Exactly reproduce each line of the listing that follows.

Data to process below:

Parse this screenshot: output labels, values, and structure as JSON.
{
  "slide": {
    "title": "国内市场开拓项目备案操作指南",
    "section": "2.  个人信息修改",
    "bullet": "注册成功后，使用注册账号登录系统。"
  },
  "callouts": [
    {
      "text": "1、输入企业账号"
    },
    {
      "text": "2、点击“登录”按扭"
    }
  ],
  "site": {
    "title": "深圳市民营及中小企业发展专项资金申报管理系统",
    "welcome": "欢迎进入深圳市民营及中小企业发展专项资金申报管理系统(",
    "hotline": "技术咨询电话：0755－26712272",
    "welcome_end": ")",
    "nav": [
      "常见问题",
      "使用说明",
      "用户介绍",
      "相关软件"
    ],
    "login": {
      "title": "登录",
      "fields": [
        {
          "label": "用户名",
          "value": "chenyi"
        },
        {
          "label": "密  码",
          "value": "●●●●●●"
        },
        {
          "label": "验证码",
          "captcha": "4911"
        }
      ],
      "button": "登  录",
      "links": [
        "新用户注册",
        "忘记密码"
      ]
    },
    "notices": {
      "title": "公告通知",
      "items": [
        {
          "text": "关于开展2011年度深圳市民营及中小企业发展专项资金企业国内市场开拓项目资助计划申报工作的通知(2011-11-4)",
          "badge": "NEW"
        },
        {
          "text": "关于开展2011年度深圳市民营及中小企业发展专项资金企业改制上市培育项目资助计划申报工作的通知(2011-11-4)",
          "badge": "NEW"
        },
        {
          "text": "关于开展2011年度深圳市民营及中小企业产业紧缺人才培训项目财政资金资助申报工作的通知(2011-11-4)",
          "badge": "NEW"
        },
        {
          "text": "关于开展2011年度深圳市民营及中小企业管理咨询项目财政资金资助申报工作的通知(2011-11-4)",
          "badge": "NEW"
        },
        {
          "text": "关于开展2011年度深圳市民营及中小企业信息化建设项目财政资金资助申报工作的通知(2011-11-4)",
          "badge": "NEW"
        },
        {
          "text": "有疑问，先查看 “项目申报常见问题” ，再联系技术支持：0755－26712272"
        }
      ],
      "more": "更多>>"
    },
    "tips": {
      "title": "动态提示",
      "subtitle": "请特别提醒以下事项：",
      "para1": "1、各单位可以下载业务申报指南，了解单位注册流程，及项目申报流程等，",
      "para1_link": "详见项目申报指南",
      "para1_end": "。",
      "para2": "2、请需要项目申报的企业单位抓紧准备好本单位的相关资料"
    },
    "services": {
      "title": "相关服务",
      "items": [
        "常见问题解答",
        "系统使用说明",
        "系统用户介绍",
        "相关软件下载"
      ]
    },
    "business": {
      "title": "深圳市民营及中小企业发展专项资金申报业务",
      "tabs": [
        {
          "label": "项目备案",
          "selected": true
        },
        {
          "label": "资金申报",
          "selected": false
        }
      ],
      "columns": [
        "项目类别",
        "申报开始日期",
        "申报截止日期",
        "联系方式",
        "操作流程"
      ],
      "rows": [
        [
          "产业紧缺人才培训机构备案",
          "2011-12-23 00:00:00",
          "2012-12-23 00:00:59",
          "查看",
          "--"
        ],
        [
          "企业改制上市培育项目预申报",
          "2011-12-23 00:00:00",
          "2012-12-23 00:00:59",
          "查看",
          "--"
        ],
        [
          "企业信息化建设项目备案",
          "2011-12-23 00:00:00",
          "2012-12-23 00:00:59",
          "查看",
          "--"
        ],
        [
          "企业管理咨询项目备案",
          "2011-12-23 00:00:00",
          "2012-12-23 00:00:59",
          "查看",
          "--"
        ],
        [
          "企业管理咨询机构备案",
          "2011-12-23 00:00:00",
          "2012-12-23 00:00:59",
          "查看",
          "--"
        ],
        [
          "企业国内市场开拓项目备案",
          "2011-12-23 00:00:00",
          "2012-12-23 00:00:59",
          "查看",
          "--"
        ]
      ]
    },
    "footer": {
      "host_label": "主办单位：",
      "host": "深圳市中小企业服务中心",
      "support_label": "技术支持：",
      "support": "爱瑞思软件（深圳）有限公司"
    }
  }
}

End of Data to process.

■ Expected answer
Parse this screenshot: output labels, values, and structure as JSON.
{
  "slide": {
    "title": "国内市场开拓项目备案操作指南",
    "section": "2.  个人信息修改",
    "bullet": "注册成功后，使用注册账号登录系统。"
  },
  "callouts": [
    {
      "text": "1、输入企业账号"
    },
    {
      "text": "2、点击“登录”按扭"
    }
  ],
  "site": {
    "title": "深圳市民营及中小企业发展专项资金申报管理系统",
    "welcome": "欢迎进入深圳市民营及中小企业发展专项资金申报管理系统(",
    "hotline": "技术咨询电话：0755－26712272",
    "welcome_end": ")",
    "nav": [
      "常见问题",
      "使用说明",
      "用户介绍",
      "相关软件"
    ],
    "login": {
      "title": "登录",
      "fields": [
        {
          "label": "用户名",
          "value": "chenyi"
        },
        {
          "label": "密  码",
          "value": "●●●●●●"
        },
        {
          "label": "验证码",
          "captcha": "4911"
        }
      ],
      "button": "登  录",
      "links": [
        "新用户注册",
        "忘记密码"
      ]
    },
    "notices": {
      "title": "公告通知",
      "items": [
        {
          "text": "关于开展2011年度深圳市民营及中小企业发展专项资金企业国内市场开拓项目资助计划申报工作的通知(2011-11-4)",
          "badge": "NEW"
        },
        {
          "text": "关于开展2011年度深圳市民营及中小企业发展专项资金企业改制上市培育项目资助计划申报工作的通知(2011-11-4)",
          "badge": "NEW"
        },
        {
          "text": "关于开展2011年度深圳市民营及中小企业产业紧缺人才培训项目财政资金资助申报工作的通知(2011-11-4)",
          "badge": "NEW"
        },
        {
          "text": "关于开展2011年度深圳市民营及中小企业管理咨询项目财政资金资助申报工作的通知(2011-11-4)",
          "badge": "NEW"
        },
        {
          "text": "关于开展2011年度深圳市民营及中小企业信息化建设项目财政资金资助申报工作的通知(2011-11-4)",
          "badge": "NEW"
        },
        {
          "text": "有疑问，先查看 “项目申报常见问题” ，再联系技术支持：0755－26712272"
        }
      ],
      "more": "更多>>"
    },
    "tips": {
      "title": "动态提示",
      "subtitle": "请特别提醒以下事项：",
      "para1": "1、各单位可以下载业务申报指南，了解单位注册流程，及项目申报流程等，",
      "para1_link": "详见项目申报指南",
      "para1_end": "。",
      "para2": "2、请需要项目申报的企业单位抓紧准备好本单位的相关资料"
    },
    "services": {
      "title": "相关服务",
      "items": [
        "常见问题解答",
        "系统使用说明",
        "系统用户介绍",
        "相关软件下载"
      ]
    },
    "business": {
      "title": "深圳市民营及中小企业发展专项资金申报业务",
      "tabs": [
        {
          "label": "项目备案",
          "selected": true
        },
        {
          "label": "资金申报",
          "selected": false
        }
      ],
      "columns": [
        "项目类别",
        "申报开始日期",
        "申报截止日期",
        "联系方式",
        "操作流程"
      ],
      "rows": [
        [
          "产业紧缺人才培训机构备案",
          "2011-12-23 00:00:00",
          "2012-12-23 00:00:59",
          "查看",
          "--"
        ],
        [
          "企业改制上市培育项目预申报",
          "2011-12-23 00:00:00",
          "2012-12-23 00:00:59",
          "查看",
          "--"
        ],
        [
          "企业信息化建设项目备案",
          "2011-12-23 00:00:00",
          "2012-12-23 00:00:59",
          "查看",
          "--"
        ],
        [
          "企业管理咨询项目备案",
          "2011-12-23 00:00:00",
          "2012-12-23 00:00:59",
          "查看",
          "--"
        ],
        [
          "企业管理咨询机构备案",
          "2011-12-23 00:00:00",
          "2012-12-23 00:00:59",
          "查看",
          "--"
        ],
        [
          "企业国内市场开拓项目备案",
          "2011-12-23 00:00:00",
          "2012-12-23 00:00:59",
          "查看",
          "--"
        ]
      ]
    },
    "footer": {
      "host_label": "主办单位：",
      "host": "深圳市中小企业服务中心",
      "support_label": "技术支持：",
      "support": "爱瑞思软件（深圳）有限公司"
    }
  }
}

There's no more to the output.